* _Task requirements_
Retype the records word for word. Skip every image.

== Segment start ==

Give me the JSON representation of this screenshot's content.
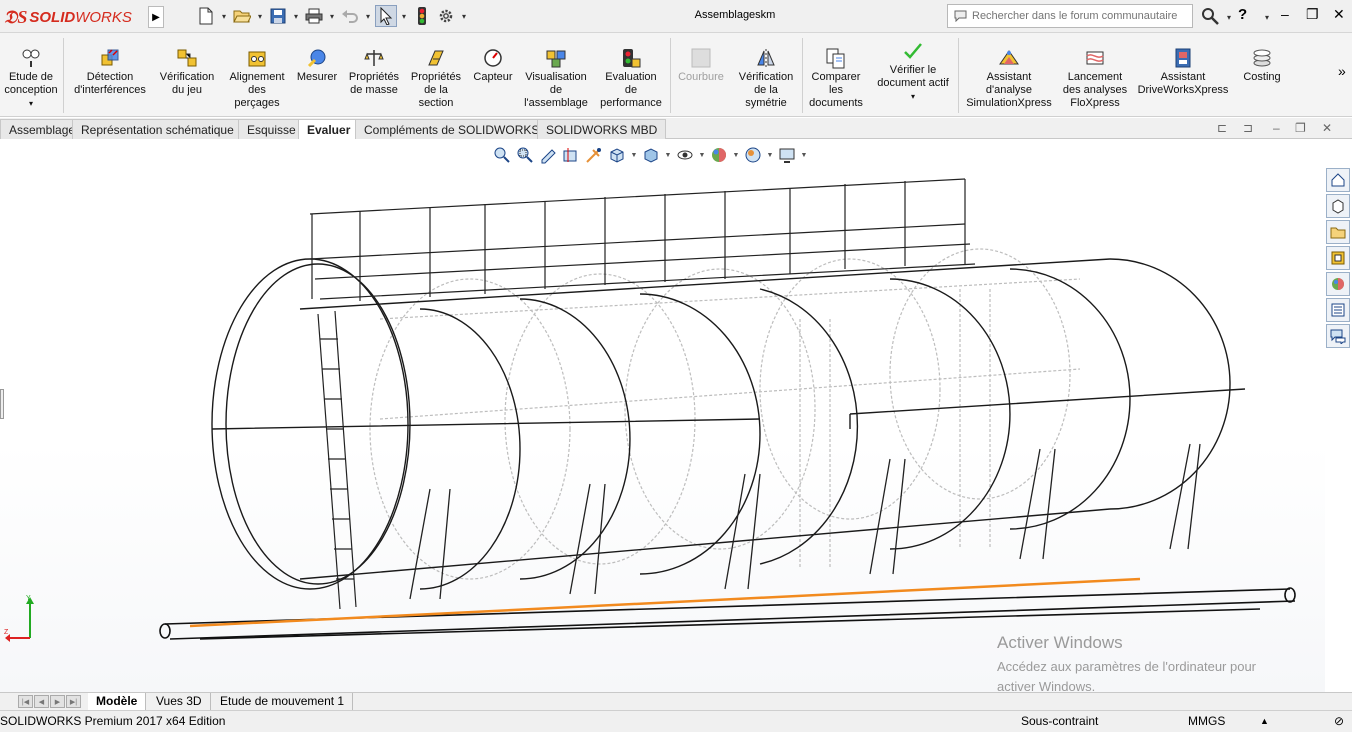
{
  "app": {
    "name_prefix": "SOLID",
    "name_suffix": "WORKS",
    "document_title": "Assemblageskm"
  },
  "search": {
    "placeholder": "Rechercher dans le forum communautaire"
  },
  "toolbar_icons": [
    "new-doc-icon",
    "open-icon",
    "save-icon",
    "print-icon",
    "undo-icon",
    "select-icon",
    "traffic-light-icon",
    "options-gear-icon"
  ],
  "commands": [
    {
      "label": "Etude de\nconception",
      "icon": "design-study-icon"
    },
    {
      "label": "Détection\nd'interférences",
      "icon": "interference-icon"
    },
    {
      "label": "Vérification\ndu jeu",
      "icon": "clearance-icon"
    },
    {
      "label": "Alignement\ndes\nperçages",
      "icon": "hole-alignment-icon"
    },
    {
      "label": "Mesurer",
      "icon": "measure-icon"
    },
    {
      "label": "Propriétés\nde masse",
      "icon": "mass-properties-icon"
    },
    {
      "label": "Propriétés\nde la\nsection",
      "icon": "section-properties-icon"
    },
    {
      "label": "Capteur",
      "icon": "sensor-icon"
    },
    {
      "label": "Visualisation\nde\nl'assemblage",
      "icon": "assembly-visualization-icon"
    },
    {
      "label": "Evaluation\nde\nperformance",
      "icon": "performance-icon"
    },
    {
      "label": "Courbure",
      "icon": "curvature-icon",
      "disabled": true
    },
    {
      "label": "Vérification\nde la\nsymétrie",
      "icon": "symmetry-icon"
    },
    {
      "label": "Comparer\nles\ndocuments",
      "icon": "compare-icon"
    },
    {
      "label": "Vérifier le\ndocument actif",
      "icon": "check-doc-icon"
    },
    {
      "label": "Assistant\nd'analyse\nSimulationXpress",
      "icon": "simulationxpress-icon"
    },
    {
      "label": "Lancement\ndes analyses\nFloXpress",
      "icon": "floxpress-icon"
    },
    {
      "label": "Assistant\nDriveWorksXpress",
      "icon": "driveworks-icon"
    },
    {
      "label": "Costing",
      "icon": "costing-icon"
    }
  ],
  "tabs": [
    {
      "label": "Assemblage"
    },
    {
      "label": "Représentation schématique"
    },
    {
      "label": "Esquisse"
    },
    {
      "label": "Evaluer",
      "active": true
    },
    {
      "label": "Compléments de SOLIDWORKS"
    },
    {
      "label": "SOLIDWORKS MBD"
    }
  ],
  "bottom_tabs": [
    {
      "label": "Modèle",
      "active": true
    },
    {
      "label": "Vues 3D"
    },
    {
      "label": "Etude de mouvement 1"
    }
  ],
  "status": {
    "edition": "SOLIDWORKS Premium 2017 x64 Edition",
    "constraint": "Sous-contraint",
    "units": "MMGS"
  },
  "activate_windows": {
    "title": "Activer Windows",
    "line1": "Accédez aux paramètres de l'ordinateur pour",
    "line2": "activer Windows."
  },
  "colors": {
    "brand_red": "#d52b1e",
    "highlight_orange": "#f28a1e"
  }
}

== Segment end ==

* _Reply to the exercise_
Give me the JSON representation of this screenshot's content.
{
  "app": {
    "name_prefix": "SOLID",
    "name_suffix": "WORKS",
    "document_title": "Assemblageskm"
  },
  "search": {
    "placeholder": "Rechercher dans le forum communautaire"
  },
  "toolbar_icons": [
    "new-doc-icon",
    "open-icon",
    "save-icon",
    "print-icon",
    "undo-icon",
    "select-icon",
    "traffic-light-icon",
    "options-gear-icon"
  ],
  "commands": [
    {
      "label": "Etude de\nconception",
      "icon": "design-study-icon"
    },
    {
      "label": "Détection\nd'interférences",
      "icon": "interference-icon"
    },
    {
      "label": "Vérification\ndu jeu",
      "icon": "clearance-icon"
    },
    {
      "label": "Alignement\ndes\nperçages",
      "icon": "hole-alignment-icon"
    },
    {
      "label": "Mesurer",
      "icon": "measure-icon"
    },
    {
      "label": "Propriétés\nde masse",
      "icon": "mass-properties-icon"
    },
    {
      "label": "Propriétés\nde la\nsection",
      "icon": "section-properties-icon"
    },
    {
      "label": "Capteur",
      "icon": "sensor-icon"
    },
    {
      "label": "Visualisation\nde\nl'assemblage",
      "icon": "assembly-visualization-icon"
    },
    {
      "label": "Evaluation\nde\nperformance",
      "icon": "performance-icon"
    },
    {
      "label": "Courbure",
      "icon": "curvature-icon",
      "disabled": true
    },
    {
      "label": "Vérification\nde la\nsymétrie",
      "icon": "symmetry-icon"
    },
    {
      "label": "Comparer\nles\ndocuments",
      "icon": "compare-icon"
    },
    {
      "label": "Vérifier le\ndocument actif",
      "icon": "check-doc-icon"
    },
    {
      "label": "Assistant\nd'analyse\nSimulationXpress",
      "icon": "simulationxpress-icon"
    },
    {
      "label": "Lancement\ndes analyses\nFloXpress",
      "icon": "floxpress-icon"
    },
    {
      "label": "Assistant\nDriveWorksXpress",
      "icon": "driveworks-icon"
    },
    {
      "label": "Costing",
      "icon": "costing-icon"
    }
  ],
  "tabs": [
    {
      "label": "Assemblage"
    },
    {
      "label": "Représentation schématique"
    },
    {
      "label": "Esquisse"
    },
    {
      "label": "Evaluer",
      "active": true
    },
    {
      "label": "Compléments de SOLIDWORKS"
    },
    {
      "label": "SOLIDWORKS MBD"
    }
  ],
  "bottom_tabs": [
    {
      "label": "Modèle",
      "active": true
    },
    {
      "label": "Vues 3D"
    },
    {
      "label": "Etude de mouvement 1"
    }
  ],
  "status": {
    "edition": "SOLIDWORKS Premium 2017 x64 Edition",
    "constraint": "Sous-contraint",
    "units": "MMGS"
  },
  "activate_windows": {
    "title": "Activer Windows",
    "line1": "Accédez aux paramètres de l'ordinateur pour",
    "line2": "activer Windows."
  },
  "colors": {
    "brand_red": "#d52b1e",
    "highlight_orange": "#f28a1e"
  }
}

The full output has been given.